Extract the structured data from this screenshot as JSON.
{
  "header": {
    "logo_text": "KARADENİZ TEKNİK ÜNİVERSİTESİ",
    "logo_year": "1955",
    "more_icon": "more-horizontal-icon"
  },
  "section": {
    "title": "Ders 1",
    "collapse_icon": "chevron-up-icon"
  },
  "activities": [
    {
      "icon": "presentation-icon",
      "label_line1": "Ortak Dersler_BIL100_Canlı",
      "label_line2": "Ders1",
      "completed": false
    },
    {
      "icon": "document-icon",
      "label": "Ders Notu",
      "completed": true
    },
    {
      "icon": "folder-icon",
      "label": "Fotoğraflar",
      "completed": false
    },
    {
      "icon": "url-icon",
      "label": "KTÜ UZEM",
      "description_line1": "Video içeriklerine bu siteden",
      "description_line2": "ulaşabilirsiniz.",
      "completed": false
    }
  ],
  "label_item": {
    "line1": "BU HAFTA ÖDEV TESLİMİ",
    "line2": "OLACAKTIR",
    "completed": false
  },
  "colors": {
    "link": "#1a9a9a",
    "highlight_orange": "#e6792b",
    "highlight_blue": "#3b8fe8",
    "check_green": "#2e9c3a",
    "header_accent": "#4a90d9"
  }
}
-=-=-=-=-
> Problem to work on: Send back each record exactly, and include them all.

> Problem solution:
Extract the structured data from this screenshot as JSON.
{
  "header": {
    "logo_text": "KARADENİZ TEKNİK ÜNİVERSİTESİ",
    "logo_year": "1955",
    "more_icon": "more-horizontal-icon"
  },
  "section": {
    "title": "Ders 1",
    "collapse_icon": "chevron-up-icon"
  },
  "activities": [
    {
      "icon": "presentation-icon",
      "label_line1": "Ortak Dersler_BIL100_Canlı",
      "label_line2": "Ders1",
      "completed": false
    },
    {
      "icon": "document-icon",
      "label": "Ders Notu",
      "completed": true
    },
    {
      "icon": "folder-icon",
      "label": "Fotoğraflar",
      "completed": false
    },
    {
      "icon": "url-icon",
      "label": "KTÜ UZEM",
      "description_line1": "Video içeriklerine bu siteden",
      "description_line2": "ulaşabilirsiniz.",
      "completed": false
    }
  ],
  "label_item": {
    "line1": "BU HAFTA ÖDEV TESLİMİ",
    "line2": "OLACAKTIR",
    "completed": false
  },
  "colors": {
    "link": "#1a9a9a",
    "highlight_orange": "#e6792b",
    "highlight_blue": "#3b8fe8",
    "check_green": "#2e9c3a",
    "header_accent": "#4a90d9"
  }
}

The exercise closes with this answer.